• Task prompt
Each line of the listing below that includes "have" should be reported.
-- Provided records follows --
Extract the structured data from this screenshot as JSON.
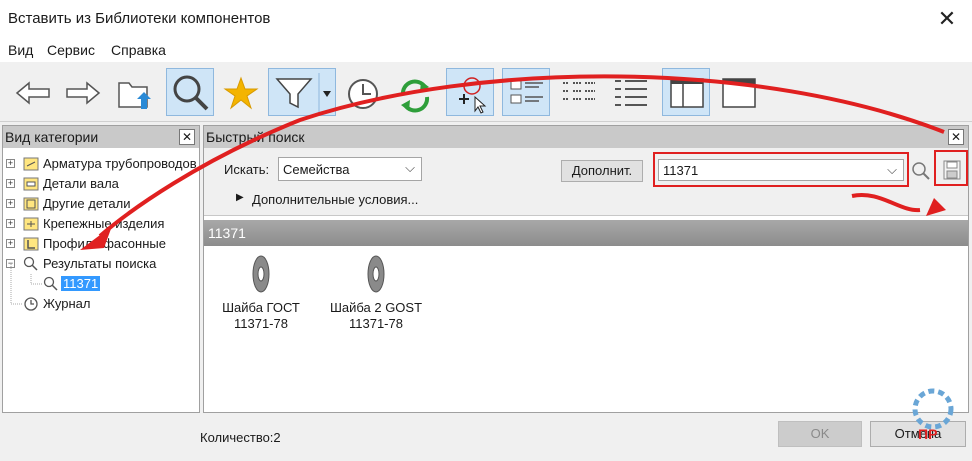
{
  "window": {
    "title": "Вставить из Библиотеки компонентов",
    "close": "✕"
  },
  "menu": {
    "items": [
      "Вид",
      "Сервис",
      "Справка"
    ]
  },
  "left_panel": {
    "title": "Вид категории",
    "close": "✕",
    "tree": [
      {
        "label": "Арматура трубопроводов"
      },
      {
        "label": "Детали вала"
      },
      {
        "label": "Другие детали"
      },
      {
        "label": "Крепежные изделия"
      },
      {
        "label": "Профили фасонные"
      },
      {
        "label": "Результаты поиска"
      },
      {
        "label": "11371"
      },
      {
        "label": "Журнал"
      }
    ]
  },
  "search_panel": {
    "title": "Быстрый поиск",
    "close": "✕",
    "search_in_label": "Искать:",
    "search_in_value": "Семейства",
    "more_button": "Дополнит.",
    "query": "11371",
    "extra_conditions": "Дополнительные условия...",
    "expand_glyph": "▶",
    "dropdown_glyph": "⌵"
  },
  "results": {
    "header": "11371",
    "items": [
      {
        "line1": "Шайба  ГОСТ",
        "line2": "11371-78"
      },
      {
        "line1": "Шайба 2 GOST",
        "line2": "11371-78"
      }
    ]
  },
  "status": {
    "count": "Количество:2"
  },
  "buttons": {
    "ok": "OK",
    "cancel": "Отмена"
  },
  "watermark": {
    "text": "ПР"
  },
  "colors": {
    "accent": "#e02020",
    "selection": "#3399ff",
    "active_tool": "#cfe5f7"
  }
}
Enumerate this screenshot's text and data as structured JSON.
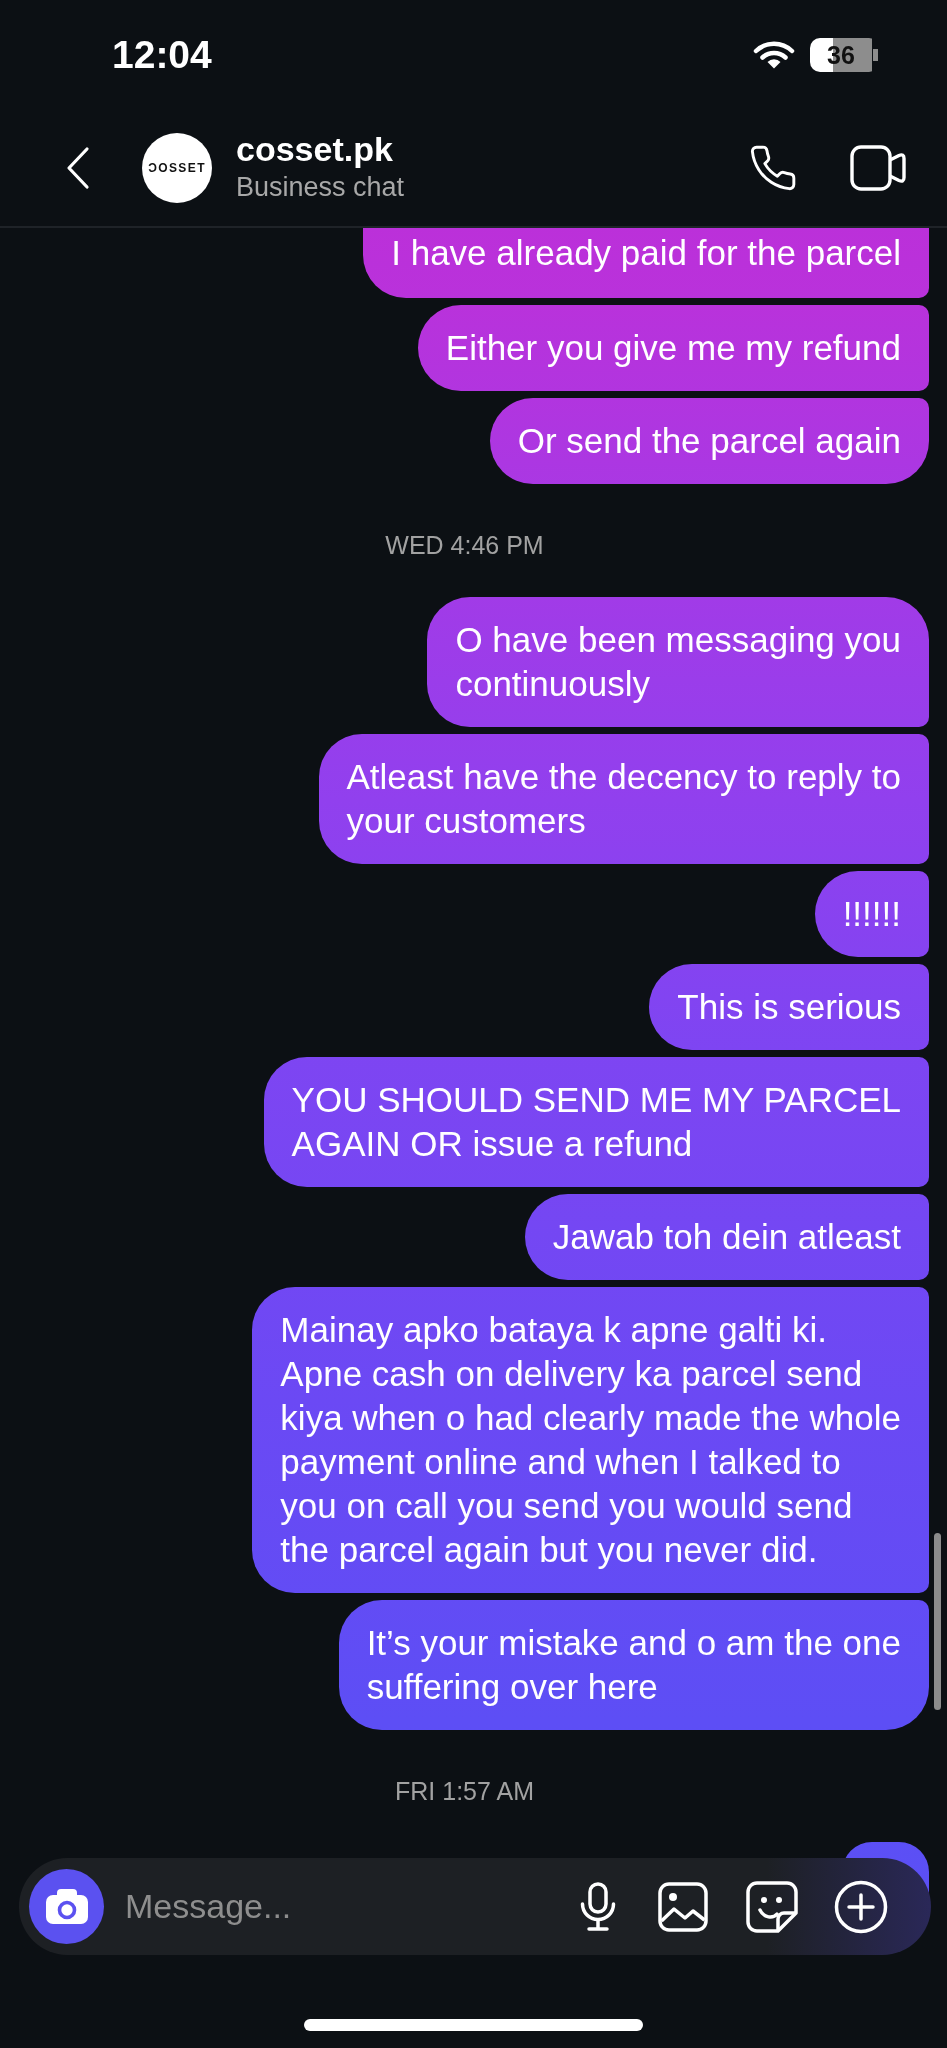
{
  "status_bar": {
    "time": "12:04",
    "battery": "36"
  },
  "header": {
    "avatar_text": "ƆOSSET",
    "name": "cosset.pk",
    "subtitle": "Business chat"
  },
  "chat": [
    {
      "kind": "message",
      "lines": [
        "I have already paid for the parcel"
      ]
    },
    {
      "kind": "message",
      "lines": [
        "Either you give me my refund"
      ]
    },
    {
      "kind": "message",
      "lines": [
        "Or send the parcel again"
      ]
    },
    {
      "kind": "timestamp",
      "text": "WED 4:46 PM"
    },
    {
      "kind": "message",
      "lines": [
        "O have been messaging you",
        "continuously"
      ]
    },
    {
      "kind": "message",
      "lines": [
        "Atleast have the decency to reply to",
        "your customers"
      ]
    },
    {
      "kind": "message",
      "lines": [
        "!!!!!!"
      ]
    },
    {
      "kind": "message",
      "lines": [
        "This is serious"
      ]
    },
    {
      "kind": "message",
      "lines": [
        "YOU SHOULD SEND ME MY PARCEL",
        "AGAIN OR issue a refund"
      ]
    },
    {
      "kind": "message",
      "lines": [
        "Jawab toh dein atleast"
      ]
    },
    {
      "kind": "message",
      "lines": [
        "Mainay apko bataya k apne galti ki.",
        "Apne cash on delivery ka parcel send",
        "kiya when o had clearly made the whole",
        "payment online and when I talked to",
        "you on call you send you would send",
        "the parcel again but you never did."
      ]
    },
    {
      "kind": "message",
      "lines": [
        "It’s your mistake and o am the one",
        "suffering over here"
      ]
    },
    {
      "kind": "timestamp",
      "text": "FRI 1:57 AM"
    }
  ],
  "composer": {
    "placeholder": "Message..."
  }
}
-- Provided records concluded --
• Exercise output
        "I have already paid for the parcel"
        "O have been messaging you",
        "Atleast have the decency to reply to",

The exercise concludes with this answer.